Proper Posture for Finger Stylists | Guitar on Your Left Knee
So let’s build your perfect ‘Classical Posture’. Starting with your feet; you want to keep them about shoulder-width apart and facing mostly forward. Many people tap their toes or heel to help keep time while playing and well-planted feet help you stay in time! You want your feet to feel relaxed and at ease while playing; remember to return to this position in between playing.
For the classical posture of playing guitar, players use a foot stand to prop up their foot and raise the knee that the guitar rest on. If you are a right-handed guitarist you will prop up your left foot and if you’re a left-handed guitarist you will prop up your right foot. How high you prop up your foot will depend on your height and what’s most comfortable. Note: foot stands cannot withstand a lot of weight. They are meant to simply prop up a foot; certainly not to stand on!
Moving on up; you want your knees bent at roughly a 90-degree angle. That means picking a well-suited chair that’s the appropriate height will help your overall posture. Nuances such as chair height seem menial but accompanied by other posture discrepancies, it can add up. I, as with most musicians, typically sit on the edge or center of my chair with my back straight. If you decide to sit further back in your chair, be sure to use one with a straight backing.
You want to keep your back and shoulders aligned the best you can without straining. If you’re stiff while postured, you will fatigue quicker and your playing will suffer.

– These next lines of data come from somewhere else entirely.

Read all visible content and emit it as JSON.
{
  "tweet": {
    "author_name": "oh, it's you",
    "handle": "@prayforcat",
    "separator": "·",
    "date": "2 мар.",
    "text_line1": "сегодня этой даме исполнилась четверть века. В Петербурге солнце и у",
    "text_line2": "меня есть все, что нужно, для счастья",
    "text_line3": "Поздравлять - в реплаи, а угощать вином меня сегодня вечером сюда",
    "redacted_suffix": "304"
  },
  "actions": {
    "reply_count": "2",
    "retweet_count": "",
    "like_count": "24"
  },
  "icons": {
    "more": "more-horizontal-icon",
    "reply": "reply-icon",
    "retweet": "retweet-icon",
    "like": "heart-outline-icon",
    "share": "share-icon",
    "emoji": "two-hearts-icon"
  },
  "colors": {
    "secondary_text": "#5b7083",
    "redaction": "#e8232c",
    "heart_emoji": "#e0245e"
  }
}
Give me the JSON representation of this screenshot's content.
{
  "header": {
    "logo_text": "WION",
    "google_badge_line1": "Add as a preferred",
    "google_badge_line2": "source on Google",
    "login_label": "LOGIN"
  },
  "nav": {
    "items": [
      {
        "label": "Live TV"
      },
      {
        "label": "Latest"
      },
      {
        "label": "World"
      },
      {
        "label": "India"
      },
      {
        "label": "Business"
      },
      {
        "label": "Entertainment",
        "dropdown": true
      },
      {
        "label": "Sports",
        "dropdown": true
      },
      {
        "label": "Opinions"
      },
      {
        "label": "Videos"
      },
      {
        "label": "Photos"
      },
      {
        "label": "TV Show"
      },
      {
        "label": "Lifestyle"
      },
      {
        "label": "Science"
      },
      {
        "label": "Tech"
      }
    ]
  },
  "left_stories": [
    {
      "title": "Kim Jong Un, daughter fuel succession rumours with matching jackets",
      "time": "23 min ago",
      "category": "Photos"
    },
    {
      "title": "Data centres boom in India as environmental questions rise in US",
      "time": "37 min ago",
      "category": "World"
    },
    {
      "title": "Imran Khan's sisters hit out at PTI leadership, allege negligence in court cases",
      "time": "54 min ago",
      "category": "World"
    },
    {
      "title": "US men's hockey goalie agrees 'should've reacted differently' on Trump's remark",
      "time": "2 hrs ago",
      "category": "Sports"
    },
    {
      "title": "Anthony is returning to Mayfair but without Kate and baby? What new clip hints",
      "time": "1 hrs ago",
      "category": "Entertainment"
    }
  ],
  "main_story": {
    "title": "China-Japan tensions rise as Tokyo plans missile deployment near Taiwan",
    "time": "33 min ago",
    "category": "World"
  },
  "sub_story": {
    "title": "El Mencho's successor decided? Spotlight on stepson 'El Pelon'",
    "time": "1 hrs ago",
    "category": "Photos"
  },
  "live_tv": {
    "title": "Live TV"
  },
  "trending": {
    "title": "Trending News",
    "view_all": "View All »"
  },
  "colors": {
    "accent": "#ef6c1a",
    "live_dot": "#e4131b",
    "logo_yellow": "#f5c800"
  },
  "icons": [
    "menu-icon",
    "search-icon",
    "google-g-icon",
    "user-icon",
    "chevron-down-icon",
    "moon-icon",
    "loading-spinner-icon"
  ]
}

Find the right balance between comfortably sitting and attentively correcting for posture variances. Try to avoid leaning into your instrument. Note the posture you have before including the instrument and maintain that same posture once the instrument is introduced.
Since I’m right-handed and keep my guitar on my left knee, I have a slightly off-center twist to the left. This allows me to reach the full spectrum of notes on the neck while keeping the guitar-centered and balanced. Your head should point forward when you are not trying to find your fingering. I suggest sitting in front of a mirror or asking someone to take a picture of you postured so you can correct any discrepancies you notice
Post in the comments below a picture of your posture! I’d love to see how everyone is faring
Practice Make Perfect Posture
Changing your posture may feel a bit awkward at first until you become accustomed. What you should notice, after you’re a little more familiar with the posture, is more responsive fret movements, less fatigue, and a slightly better sound. Take the time to find comfort in your posture before including the instrument.
Now you’re all set to begin your fingerstyle journey!